18 April 2020
Hi, this is Natasha Korchenkova
The pandemic has placed us in an absolutely new situation. Neither society nor the state knows yet what to do. The Russian authorities have behaved in their usual way and, just in case, they have let rip the usual repressive machinery. The newly imposed way of doing things – with imposition of passes and a system of fines for violation self-isolation – has resulted in total chaos. The police, checking the passes of those who have to go to work at the entrance to metro stations, caused enormous queues – and this at the very same time the authorities are demanding that people observe social distancing. People are being fined for walking their dogs and some people have been beaten by police.

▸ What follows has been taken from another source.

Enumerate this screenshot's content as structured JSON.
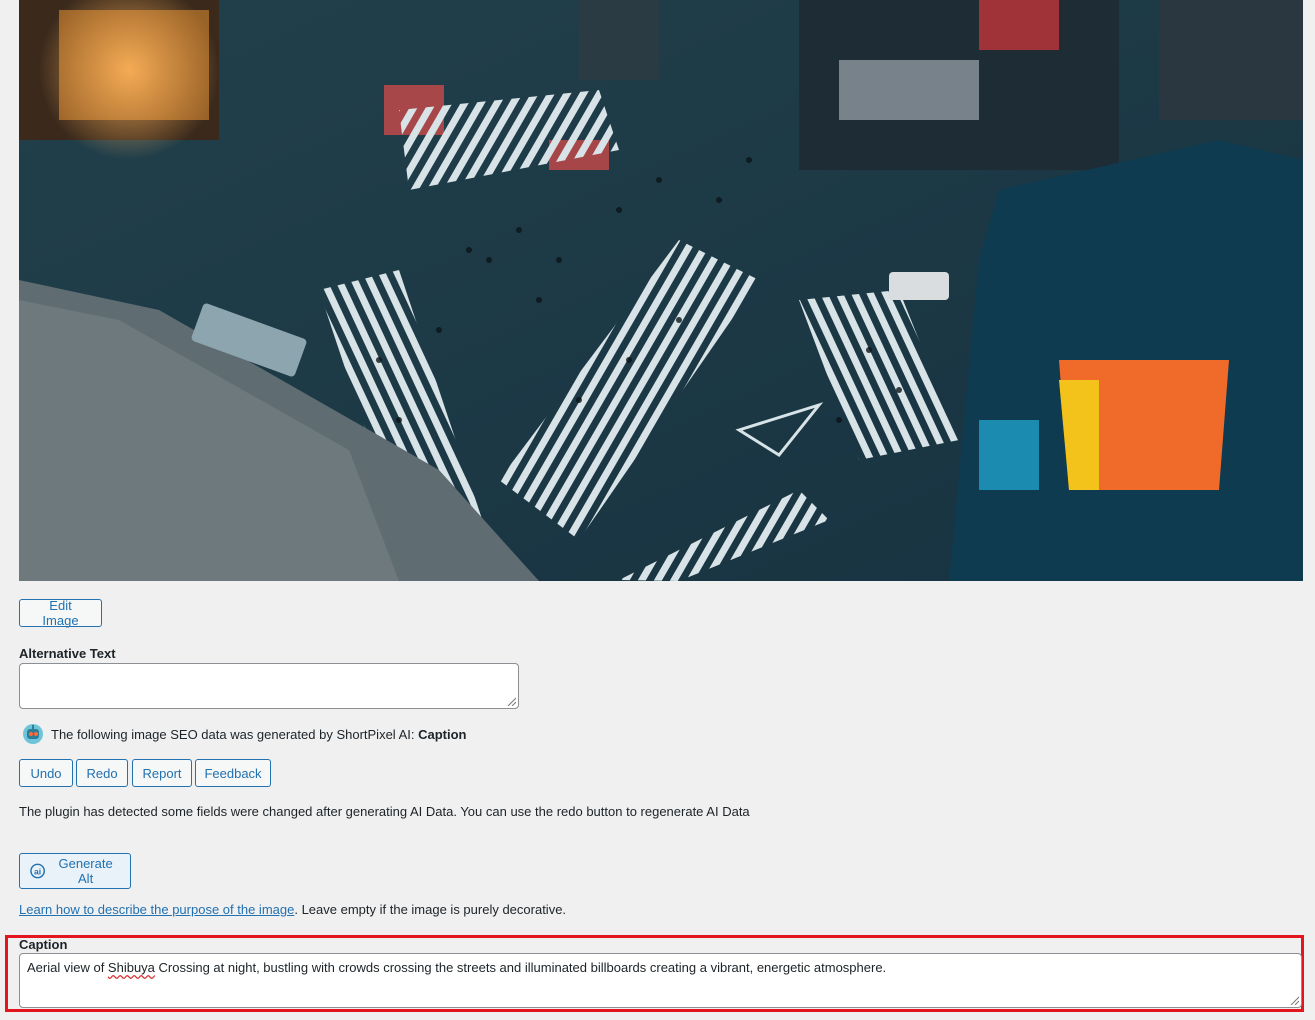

Against this background yesterday’s news about Petr Verzilov, who was arrested wearing a police uniform – but who succeeded in dancing before he was arrested — was perceived in no other way than as the icing on a cake with layers consisting of chaos, alarm and uncertainty.
Chaos also reigns in the prison system. On 13 April Moscow City Court reduced the sentence handed down to Nikita Chirtsov, prosecuted in the so-called Moscow case, as a result of which he was released. Except that Nikita was not in the courtroom. He is in a remand centre in Kursk where he was taken in December, before the appeal. Today is the sixth day that Chirtsov should have been at liberty, but he will only be released when the remand centre receives the original of the appeal court’s decision, and only from the hands of an employee of the postal service. The court is in Moscow, the remand centre is in Kursk. And Nikita remains in detention. The other prisoners jailed as a result of the Moscow case and their families, in these strange times, also need help. Please help them.
Trials in other cases are being postponed and dragged out. Recently I asked my colleague Tanya Torocheshnikova whether she thinks new political cases will appear during the period of quarantine, or if they will let things by for the time being? It quickly became apparent that it hasn’t occurred to the system to take a break. Yesterday the anarchist Dmitry Tsibukovsky and his wife Anastasiya Safonova were arrested. They are charged with having hung out a banner on the building of the FSB in Chelyabinsk, two years ago, that read ‘The FSB are the main terrorists’, in an effort to ‘damage the reputation’ of that organisation.
There are also those who were able to escape from the system in time. For example, Anton Kolomitysn, whom our lawyers were representing. He succeeded in leaving Russia before the borders were closed. The FSB has charged Anton with illegally receiving state secrets because of his purchase of an old topographic map. This week a court left in force a decision to remand him in custody in his absence. We have spoken with him about how he is living in a Dutch refugee camp, how he is trying to obtain asylum in conditions of quarantine (also not without chaos), and why it is not necessary to explain in the Netherlands what the KGB is. The conversation was interesting and uplifting. We really do recommend that you read it.
Have a good weekend (despite everything)
Natasha and Team 29
Translated by Simon Cosgrove